# ACTIVITY
Every line below is to be given again precisely; images are to be left out.

# EXCERPTED DATA
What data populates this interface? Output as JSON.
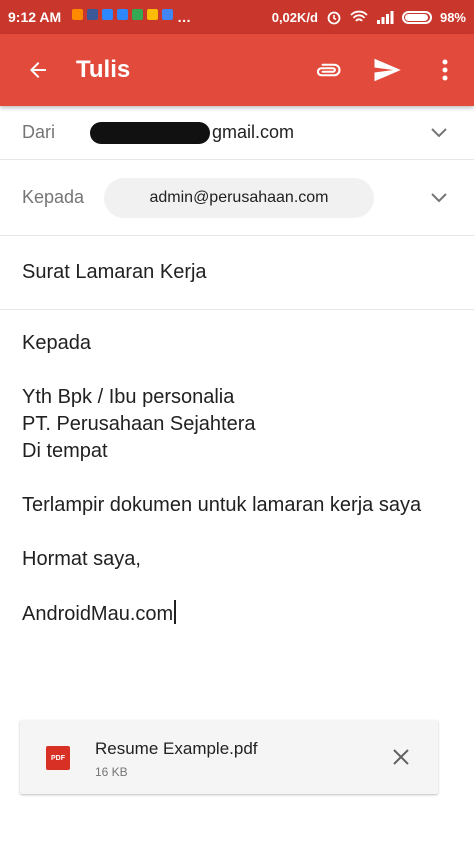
{
  "status_bar": {
    "time": "9:12 AM",
    "speed": "0,02K/d",
    "battery": "98%",
    "battery_level": 0.98,
    "notification_colors": [
      "#ff8a00",
      "#3b5998",
      "#2d88ff",
      "#2d88ff",
      "#34a853",
      "#fbbc05",
      "#4285f4"
    ]
  },
  "app_bar": {
    "title": "Tulis",
    "back_icon": "arrow-left-icon",
    "attach_icon": "paperclip-icon",
    "send_icon": "send-icon",
    "menu_icon": "more-vert-icon",
    "color": "#e24a3c"
  },
  "from": {
    "label": "Dari",
    "value_visible": "gmail.com"
  },
  "to": {
    "label": "Kepada",
    "recipient": "admin@perusahaan.com"
  },
  "subject": "Surat Lamaran Kerja",
  "body": {
    "greeting": "Kepada",
    "address": "Yth Bpk / Ibu personalia\nPT. Perusahaan Sejahtera\nDi tempat",
    "content": "Terlampir dokumen untuk lamaran kerja saya",
    "closing": "Hormat saya,",
    "signature": "AndroidMau.com"
  },
  "attachment": {
    "icon_label": "PDF",
    "name": "Resume Example.pdf",
    "size": "16 KB"
  }
}
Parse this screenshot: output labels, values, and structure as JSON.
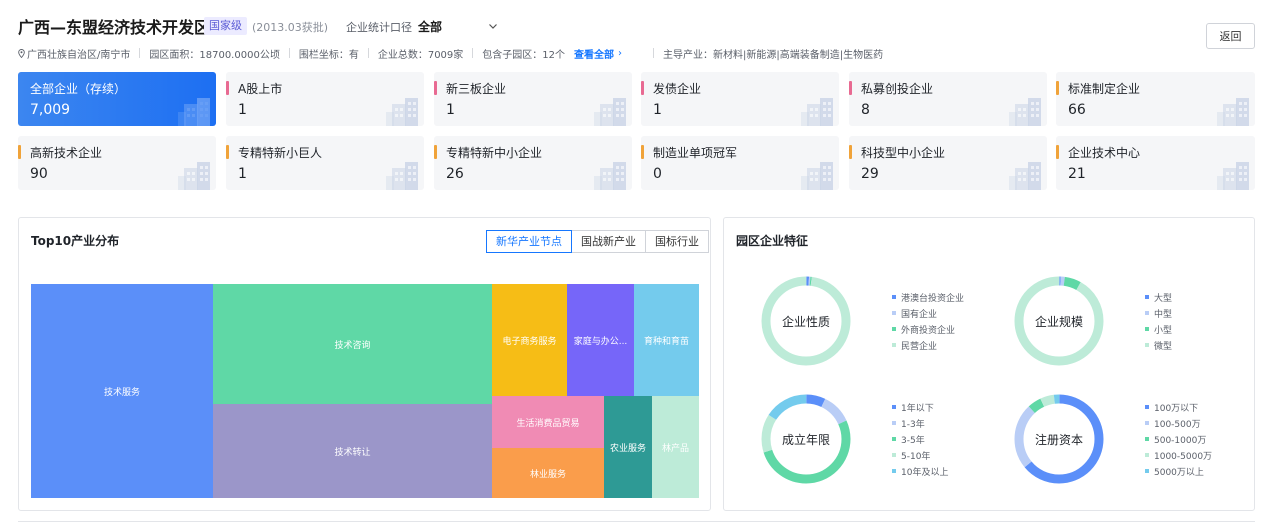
{
  "header": {
    "title": "广西—东盟经济技术开发区",
    "level_badge": "国家级",
    "approved": "(2013.03获批)",
    "stat_label": "企业统计口径",
    "stat_value": "全部",
    "back_label": "返回"
  },
  "meta": {
    "location": "广西壮族自治区/南宁市",
    "area": "园区面积：18700.0000公顷",
    "fence": "围栏坐标：有",
    "total": "企业总数：7009家",
    "sub_parks": "包含子园区：12个",
    "view_all": "查看全部",
    "chevron": "›",
    "industries": "主导产业：新材料|新能源|高端装备制造|生物医药"
  },
  "cards": [
    {
      "label": "全部企业（存续）",
      "value": "7,009",
      "color": "#1d6ff2",
      "active": true
    },
    {
      "label": "A股上市",
      "value": "1",
      "color": "#e86a92"
    },
    {
      "label": "新三板企业",
      "value": "1",
      "color": "#e86a92"
    },
    {
      "label": "发债企业",
      "value": "1",
      "color": "#e86a92"
    },
    {
      "label": "私募创投企业",
      "value": "8",
      "color": "#e86a92"
    },
    {
      "label": "标准制定企业",
      "value": "66",
      "color": "#f0a33a"
    },
    {
      "label": "高新技术企业",
      "value": "90",
      "color": "#f0a33a"
    },
    {
      "label": "专精特新小巨人",
      "value": "1",
      "color": "#f0a33a"
    },
    {
      "label": "专精特新中小企业",
      "value": "26",
      "color": "#f0a33a"
    },
    {
      "label": "制造业单项冠军",
      "value": "0",
      "color": "#f0a33a"
    },
    {
      "label": "科技型中小企业",
      "value": "29",
      "color": "#f0a33a"
    },
    {
      "label": "企业技术中心",
      "value": "21",
      "color": "#f0a33a"
    }
  ],
  "top10": {
    "title": "Top10产业分布",
    "tabs": [
      "新华产业节点",
      "国战新产业",
      "国标行业"
    ],
    "active_tab": 0,
    "items": [
      {
        "name": "技术服务",
        "color": "#5b8ff9"
      },
      {
        "name": "技术咨询",
        "color": "#5fd8a6"
      },
      {
        "name": "技术转让",
        "color": "#9b96c9"
      },
      {
        "name": "电子商务服务",
        "color": "#f6bd16"
      },
      {
        "name": "家庭与办公...",
        "color": "#7666f9"
      },
      {
        "name": "育种和育苗",
        "color": "#74cbed"
      },
      {
        "name": "生活消费品贸易",
        "color": "#f08bb4"
      },
      {
        "name": "林业服务",
        "color": "#fa9d4b"
      },
      {
        "name": "农业服务",
        "color": "#2e9a95"
      },
      {
        "name": "林产品",
        "color": "#bdebd8"
      }
    ]
  },
  "features": {
    "title": "园区企业特征",
    "charts": [
      {
        "name": "企业性质",
        "legend": [
          "港澳台投资企业",
          "国有企业",
          "外商投资企业",
          "民营企业"
        ],
        "colors": [
          "#5b8ff9",
          "#b9cdf6",
          "#5fd8a6",
          "#bdebd8"
        ],
        "values": [
          1,
          0.5,
          0.5,
          98
        ]
      },
      {
        "name": "企业规模",
        "legend": [
          "大型",
          "中型",
          "小型",
          "微型"
        ],
        "colors": [
          "#5b8ff9",
          "#b9cdf6",
          "#5fd8a6",
          "#bdebd8"
        ],
        "values": [
          0.5,
          1.5,
          6,
          92
        ]
      },
      {
        "name": "成立年限",
        "legend": [
          "1年以下",
          "1-3年",
          "3-5年",
          "5-10年",
          "10年及以上"
        ],
        "colors": [
          "#5b8ff9",
          "#b9cdf6",
          "#5fd8a6",
          "#bdebd8",
          "#74cbed"
        ],
        "values": [
          7,
          11,
          52,
          14,
          16
        ]
      },
      {
        "name": "注册资本",
        "legend": [
          "100万以下",
          "100-500万",
          "500-1000万",
          "1000-5000万",
          "5000万以上"
        ],
        "colors": [
          "#5b8ff9",
          "#b9cdf6",
          "#5fd8a6",
          "#bdebd8",
          "#74cbed"
        ],
        "values": [
          64,
          24,
          5,
          5,
          2
        ]
      }
    ]
  }
}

# ANSWER BOX
What data populates this interface? Output as JSON.
{
  "status_bar": {
    "time": "9:12 AM",
    "speed": "0,02K/d",
    "battery": "98%",
    "battery_level": 0.98,
    "notification_colors": [
      "#ff8a00",
      "#3b5998",
      "#2d88ff",
      "#2d88ff",
      "#34a853",
      "#fbbc05",
      "#4285f4"
    ]
  },
  "app_bar": {
    "title": "Tulis",
    "back_icon": "arrow-left-icon",
    "attach_icon": "paperclip-icon",
    "send_icon": "send-icon",
    "menu_icon": "more-vert-icon",
    "color": "#e24a3c"
  },
  "from": {
    "label": "Dari",
    "value_visible": "gmail.com"
  },
  "to": {
    "label": "Kepada",
    "recipient": "admin@perusahaan.com"
  },
  "subject": "Surat Lamaran Kerja",
  "body": {
    "greeting": "Kepada",
    "address": "Yth Bpk / Ibu personalia\nPT. Perusahaan Sejahtera\nDi tempat",
    "content": "Terlampir dokumen untuk lamaran kerja saya",
    "closing": "Hormat saya,",
    "signature": "AndroidMau.com"
  },
  "attachment": {
    "icon_label": "PDF",
    "name": "Resume Example.pdf",
    "size": "16 KB"
  }
}
Parse this screenshot: output labels, values, and structure as JSON.
{
  "header": {
    "title": "广西—东盟经济技术开发区",
    "level_badge": "国家级",
    "approved": "(2013.03获批)",
    "stat_label": "企业统计口径",
    "stat_value": "全部",
    "back_label": "返回"
  },
  "meta": {
    "location": "广西壮族自治区/南宁市",
    "area": "园区面积：18700.0000公顷",
    "fence": "围栏坐标：有",
    "total": "企业总数：7009家",
    "sub_parks": "包含子园区：12个",
    "view_all": "查看全部",
    "chevron": "›",
    "industries": "主导产业：新材料|新能源|高端装备制造|生物医药"
  },
  "cards": [
    {
      "label": "全部企业（存续）",
      "value": "7,009",
      "color": "#1d6ff2",
      "active": true
    },
    {
      "label": "A股上市",
      "value": "1",
      "color": "#e86a92"
    },
    {
      "label": "新三板企业",
      "value": "1",
      "color": "#e86a92"
    },
    {
      "label": "发债企业",
      "value": "1",
      "color": "#e86a92"
    },
    {
      "label": "私募创投企业",
      "value": "8",
      "color": "#e86a92"
    },
    {
      "label": "标准制定企业",
      "value": "66",
      "color": "#f0a33a"
    },
    {
      "label": "高新技术企业",
      "value": "90",
      "color": "#f0a33a"
    },
    {
      "label": "专精特新小巨人",
      "value": "1",
      "color": "#f0a33a"
    },
    {
      "label": "专精特新中小企业",
      "value": "26",
      "color": "#f0a33a"
    },
    {
      "label": "制造业单项冠军",
      "value": "0",
      "color": "#f0a33a"
    },
    {
      "label": "科技型中小企业",
      "value": "29",
      "color": "#f0a33a"
    },
    {
      "label": "企业技术中心",
      "value": "21",
      "color": "#f0a33a"
    }
  ],
  "top10": {
    "title": "Top10产业分布",
    "tabs": [
      "新华产业节点",
      "国战新产业",
      "国标行业"
    ],
    "active_tab": 0,
    "items": [
      {
        "name": "技术服务",
        "color": "#5b8ff9"
      },
      {
        "name": "技术咨询",
        "color": "#5fd8a6"
      },
      {
        "name": "技术转让",
        "color": "#9b96c9"
      },
      {
        "name": "电子商务服务",
        "color": "#f6bd16"
      },
      {
        "name": "家庭与办公...",
        "color": "#7666f9"
      },
      {
        "name": "育种和育苗",
        "color": "#74cbed"
      },
      {
        "name": "生活消费品贸易",
        "color": "#f08bb4"
      },
      {
        "name": "林业服务",
        "color": "#fa9d4b"
      },
      {
        "name": "农业服务",
        "color": "#2e9a95"
      },
      {
        "name": "林产品",
        "color": "#bdebd8"
      }
    ]
  },
  "features": {
    "title": "园区企业特征",
    "charts": [
      {
        "name": "企业性质",
        "legend": [
          "港澳台投资企业",
          "国有企业",
          "外商投资企业",
          "民营企业"
        ],
        "colors": [
          "#5b8ff9",
          "#b9cdf6",
          "#5fd8a6",
          "#bdebd8"
        ],
        "values": [
          1,
          0.5,
          0.5,
          98
        ]
      },
      {
        "name": "企业规模",
        "legend": [
          "大型",
          "中型",
          "小型",
          "微型"
        ],
        "colors": [
          "#5b8ff9",
          "#b9cdf6",
          "#5fd8a6",
          "#bdebd8"
        ],
        "values": [
          0.5,
          1.5,
          6,
          92
        ]
      },
      {
        "name": "成立年限",
        "legend": [
          "1年以下",
          "1-3年",
          "3-5年",
          "5-10年",
          "10年及以上"
        ],
        "colors": [
          "#5b8ff9",
          "#b9cdf6",
          "#5fd8a6",
          "#bdebd8",
          "#74cbed"
        ],
        "values": [
          7,
          11,
          52,
          14,
          16
        ]
      },
      {
        "name": "注册资本",
        "legend": [
          "100万以下",
          "100-500万",
          "500-1000万",
          "1000-5000万",
          "5000万以上"
        ],
        "colors": [
          "#5b8ff9",
          "#b9cdf6",
          "#5fd8a6",
          "#bdebd8",
          "#74cbed"
        ],
        "values": [
          64,
          24,
          5,
          5,
          2
        ]
      }
    ]
  }
}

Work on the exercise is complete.